“Gary,” Sue murmured. “I'm so sorry.” Her expression was flat.
He could tell she was trying to keep her cool, to not show fear. He wanted to go over, comfort her. Instead, he glared back at Saunders. “You're not the person who sent the note.”
“I admit, that was a small falsehood,” the spy – or whatever he was – smiled. “That was your friend, Dan. The corpse. Fortunate that he showed up here so early.”
“You're not with the CIA,” Gary did not ask.
“Definitely not,” said Saunders. He turned his eyes back on Sue, and gestured with his gun. “Get up. The three of us are going for a little drive.”
“Pull over here,” Saunders said. They were a few blocks off Wilshire, on a darkened street with little foot traffic. They had taken Gary's sedan, Saunders in the back seat with the gun still in his hand and a significant look at Sue as the front passenger. Gary obeyed, turned off the ignition. “Now, get out. Just you. The lady stays in the car.”
Gary turned to Sue briefly, took her hand and squeezed it. Her eyes were still blank as she looked at him. She's so scared, he thought. He leaned over and kissed her cheek reassuringly, then got out of the car.
Saunders walked him a few yards down a darker alley, all the while pointing the gun at Gary, letting him lead. “That's far enough,” he said finally.
Gary stopped and turned around. “This is insane, really. You're not going to kill me, are you? Because people would notice.

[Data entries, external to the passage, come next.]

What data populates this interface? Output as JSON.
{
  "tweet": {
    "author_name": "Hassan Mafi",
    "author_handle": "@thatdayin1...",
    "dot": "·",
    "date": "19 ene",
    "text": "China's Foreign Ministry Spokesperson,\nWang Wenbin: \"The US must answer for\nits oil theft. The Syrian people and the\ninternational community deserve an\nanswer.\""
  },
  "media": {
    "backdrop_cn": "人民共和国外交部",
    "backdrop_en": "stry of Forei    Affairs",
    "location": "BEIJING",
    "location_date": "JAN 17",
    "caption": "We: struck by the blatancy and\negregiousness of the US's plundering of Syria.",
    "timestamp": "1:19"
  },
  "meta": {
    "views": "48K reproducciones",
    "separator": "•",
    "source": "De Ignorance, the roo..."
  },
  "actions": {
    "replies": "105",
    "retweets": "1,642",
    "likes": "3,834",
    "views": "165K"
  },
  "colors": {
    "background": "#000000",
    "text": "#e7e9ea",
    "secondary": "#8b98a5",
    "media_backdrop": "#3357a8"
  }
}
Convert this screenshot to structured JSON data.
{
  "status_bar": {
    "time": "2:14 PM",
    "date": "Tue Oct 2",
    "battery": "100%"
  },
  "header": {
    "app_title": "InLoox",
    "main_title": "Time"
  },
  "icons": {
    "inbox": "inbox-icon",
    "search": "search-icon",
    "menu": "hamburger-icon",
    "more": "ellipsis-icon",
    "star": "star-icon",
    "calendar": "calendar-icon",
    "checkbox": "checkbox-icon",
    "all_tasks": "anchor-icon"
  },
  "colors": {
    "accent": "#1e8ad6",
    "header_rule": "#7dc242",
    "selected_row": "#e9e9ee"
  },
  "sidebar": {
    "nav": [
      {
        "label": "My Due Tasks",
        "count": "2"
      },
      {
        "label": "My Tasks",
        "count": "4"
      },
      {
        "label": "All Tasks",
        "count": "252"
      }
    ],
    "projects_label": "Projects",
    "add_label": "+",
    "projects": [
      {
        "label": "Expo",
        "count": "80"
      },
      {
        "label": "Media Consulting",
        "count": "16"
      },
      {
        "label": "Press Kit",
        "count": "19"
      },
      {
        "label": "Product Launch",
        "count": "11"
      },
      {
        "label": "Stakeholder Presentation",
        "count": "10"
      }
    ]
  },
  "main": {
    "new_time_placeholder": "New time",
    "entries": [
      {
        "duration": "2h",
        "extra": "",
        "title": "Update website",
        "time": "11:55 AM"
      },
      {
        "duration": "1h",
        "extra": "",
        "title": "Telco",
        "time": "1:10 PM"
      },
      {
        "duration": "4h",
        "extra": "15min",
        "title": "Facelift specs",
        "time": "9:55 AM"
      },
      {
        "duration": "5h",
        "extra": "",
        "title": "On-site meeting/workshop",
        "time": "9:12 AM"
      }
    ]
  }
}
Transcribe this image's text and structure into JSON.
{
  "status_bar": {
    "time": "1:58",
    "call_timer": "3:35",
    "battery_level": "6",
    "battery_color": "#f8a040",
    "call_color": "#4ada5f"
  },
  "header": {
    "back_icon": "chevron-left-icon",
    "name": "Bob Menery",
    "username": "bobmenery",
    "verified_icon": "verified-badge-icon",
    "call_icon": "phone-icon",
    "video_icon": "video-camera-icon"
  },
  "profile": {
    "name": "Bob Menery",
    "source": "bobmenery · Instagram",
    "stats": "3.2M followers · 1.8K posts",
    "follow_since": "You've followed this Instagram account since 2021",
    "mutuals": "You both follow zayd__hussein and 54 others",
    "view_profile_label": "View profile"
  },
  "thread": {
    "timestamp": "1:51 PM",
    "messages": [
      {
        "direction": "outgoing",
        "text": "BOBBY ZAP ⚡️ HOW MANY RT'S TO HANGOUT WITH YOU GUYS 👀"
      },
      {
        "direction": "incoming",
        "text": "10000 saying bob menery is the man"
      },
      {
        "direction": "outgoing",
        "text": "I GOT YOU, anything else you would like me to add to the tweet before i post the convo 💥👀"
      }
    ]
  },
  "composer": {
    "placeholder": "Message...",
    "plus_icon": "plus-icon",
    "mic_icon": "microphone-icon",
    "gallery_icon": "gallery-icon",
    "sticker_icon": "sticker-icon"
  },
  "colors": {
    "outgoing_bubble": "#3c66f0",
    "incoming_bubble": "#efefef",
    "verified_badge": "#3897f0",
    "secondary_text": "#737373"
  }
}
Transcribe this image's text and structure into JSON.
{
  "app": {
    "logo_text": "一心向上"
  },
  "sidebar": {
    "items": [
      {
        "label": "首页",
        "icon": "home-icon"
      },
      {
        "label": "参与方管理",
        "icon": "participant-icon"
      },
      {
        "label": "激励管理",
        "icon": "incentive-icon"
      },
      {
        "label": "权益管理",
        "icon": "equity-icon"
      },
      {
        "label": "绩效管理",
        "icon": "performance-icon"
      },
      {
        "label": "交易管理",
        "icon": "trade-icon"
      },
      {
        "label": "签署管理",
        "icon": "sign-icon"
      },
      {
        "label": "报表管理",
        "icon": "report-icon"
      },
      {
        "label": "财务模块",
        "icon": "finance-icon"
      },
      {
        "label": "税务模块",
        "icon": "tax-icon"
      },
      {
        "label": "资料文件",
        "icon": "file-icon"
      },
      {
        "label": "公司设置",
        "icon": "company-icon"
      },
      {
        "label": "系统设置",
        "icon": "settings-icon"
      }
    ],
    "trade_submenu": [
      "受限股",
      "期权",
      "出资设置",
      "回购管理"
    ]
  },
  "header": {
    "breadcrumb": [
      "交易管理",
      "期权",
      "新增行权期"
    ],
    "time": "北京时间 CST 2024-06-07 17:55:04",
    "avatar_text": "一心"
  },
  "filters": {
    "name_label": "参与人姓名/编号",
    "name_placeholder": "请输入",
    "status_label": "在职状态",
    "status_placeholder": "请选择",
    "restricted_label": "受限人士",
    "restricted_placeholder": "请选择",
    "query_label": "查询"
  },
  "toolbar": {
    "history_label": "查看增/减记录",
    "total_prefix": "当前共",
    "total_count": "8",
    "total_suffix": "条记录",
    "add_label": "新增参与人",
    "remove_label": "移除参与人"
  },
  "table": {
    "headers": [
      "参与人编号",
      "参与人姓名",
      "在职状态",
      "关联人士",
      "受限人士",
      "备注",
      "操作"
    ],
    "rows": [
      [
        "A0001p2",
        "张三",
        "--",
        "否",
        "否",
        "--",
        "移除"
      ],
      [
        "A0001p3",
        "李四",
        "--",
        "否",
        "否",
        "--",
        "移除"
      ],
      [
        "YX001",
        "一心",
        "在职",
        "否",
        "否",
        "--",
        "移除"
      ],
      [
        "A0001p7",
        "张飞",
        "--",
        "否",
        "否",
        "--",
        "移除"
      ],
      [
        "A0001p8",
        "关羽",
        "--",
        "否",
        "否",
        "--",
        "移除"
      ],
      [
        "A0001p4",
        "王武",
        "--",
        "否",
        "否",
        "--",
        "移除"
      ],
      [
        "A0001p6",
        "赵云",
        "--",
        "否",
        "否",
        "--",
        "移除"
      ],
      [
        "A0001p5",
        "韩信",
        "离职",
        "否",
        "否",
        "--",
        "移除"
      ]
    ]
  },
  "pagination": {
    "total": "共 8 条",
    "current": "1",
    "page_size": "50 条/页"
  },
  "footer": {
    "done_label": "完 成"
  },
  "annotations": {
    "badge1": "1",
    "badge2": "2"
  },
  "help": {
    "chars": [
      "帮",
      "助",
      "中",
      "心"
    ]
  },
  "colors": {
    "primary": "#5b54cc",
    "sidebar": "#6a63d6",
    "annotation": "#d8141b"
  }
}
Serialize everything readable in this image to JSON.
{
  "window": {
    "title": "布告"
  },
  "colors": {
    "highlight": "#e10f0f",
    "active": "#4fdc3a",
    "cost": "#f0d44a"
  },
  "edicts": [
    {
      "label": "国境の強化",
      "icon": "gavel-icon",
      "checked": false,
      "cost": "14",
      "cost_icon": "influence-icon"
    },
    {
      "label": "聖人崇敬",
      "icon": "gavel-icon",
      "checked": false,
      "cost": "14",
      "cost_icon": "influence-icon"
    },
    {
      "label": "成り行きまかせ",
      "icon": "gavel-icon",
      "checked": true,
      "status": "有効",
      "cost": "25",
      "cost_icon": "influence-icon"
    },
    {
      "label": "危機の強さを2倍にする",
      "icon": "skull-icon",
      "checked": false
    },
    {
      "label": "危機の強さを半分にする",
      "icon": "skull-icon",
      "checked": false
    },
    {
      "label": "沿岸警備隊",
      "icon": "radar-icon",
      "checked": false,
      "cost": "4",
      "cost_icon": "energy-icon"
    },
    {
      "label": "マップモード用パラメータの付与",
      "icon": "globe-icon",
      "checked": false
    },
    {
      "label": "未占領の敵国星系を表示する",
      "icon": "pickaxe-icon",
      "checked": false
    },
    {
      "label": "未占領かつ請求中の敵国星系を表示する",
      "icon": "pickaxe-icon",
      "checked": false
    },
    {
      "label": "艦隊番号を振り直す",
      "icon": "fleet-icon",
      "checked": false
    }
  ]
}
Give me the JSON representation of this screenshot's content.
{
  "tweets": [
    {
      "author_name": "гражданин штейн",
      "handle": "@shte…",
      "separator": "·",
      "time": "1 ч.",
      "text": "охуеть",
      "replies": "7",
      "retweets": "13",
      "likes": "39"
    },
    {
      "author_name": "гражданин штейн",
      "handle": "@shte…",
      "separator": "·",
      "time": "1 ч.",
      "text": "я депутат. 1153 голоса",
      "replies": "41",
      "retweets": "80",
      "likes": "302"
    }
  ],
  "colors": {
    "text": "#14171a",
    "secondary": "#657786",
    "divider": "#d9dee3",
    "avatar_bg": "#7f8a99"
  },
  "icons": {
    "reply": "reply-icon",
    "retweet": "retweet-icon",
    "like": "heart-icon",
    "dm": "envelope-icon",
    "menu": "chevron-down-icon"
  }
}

And once they go through my house, see the notes I have on this thing, everyone will know.”
“But,” said a voice behind Saunders, a woman's voice, “you weren't murdered by an assassin tonight.” Sue had gotten out of the car, was walking towards them, a chilling – unnatural – smile on her face. Gary stared at her, nonplussed. “We got mugged tonight on our way to dinner. The man took my purse,” she tossed her handbag to Saunders, “and I stood helplessly by as he shot you dead and ran off.” She stopped finally, standing near Saunders. “Don't worry, when I go on the air with your death, I'll be sure to paint you as my hero, dying in the attempt to save my life. And,” she added, “as your bereaved partner, they'll let me be the one to go through your papers and sort everything out, if I ask. No one will know anything … not until it's too late.”
“Sue. What are you talking about?”
“I'm sorry you got caught up in this, Gary. Unlike most newsmen I've known in my time, you really were almost a wonderful guy.” Sue sighed at him. “But, like you said: this is too dangerous to know, we can't just let you go back. Thank you for helping us lure Dan out. I would never have suspected that he was the one leaking information.”
Saunders interjected: “Boy got too far in, lost his balls for it. I knew we never should have trusted the scamp, Sue.”
“Us? Sue, you're not making much sense right now,” Gary took a step forward, ignoring Saunders's gun. “Why would you be involved with a band of terrorists?”
She ignored his question. “We're just lucky that Dan didn't realize until too late that we'd planted a mole here in the news station, too, once the leak was discovered.”
Gary suddenly understood, the second half of the note coming back to him: There is a spy in your station. A mole. Be careful who you speak with. “You.”
Sue smiled coldly once more and nodded. “Me.” The smile dropped from her face, and she bit her lip, pausing for a moment. “Brenn,” she said, staring into Gary's eyes. “Kill him.”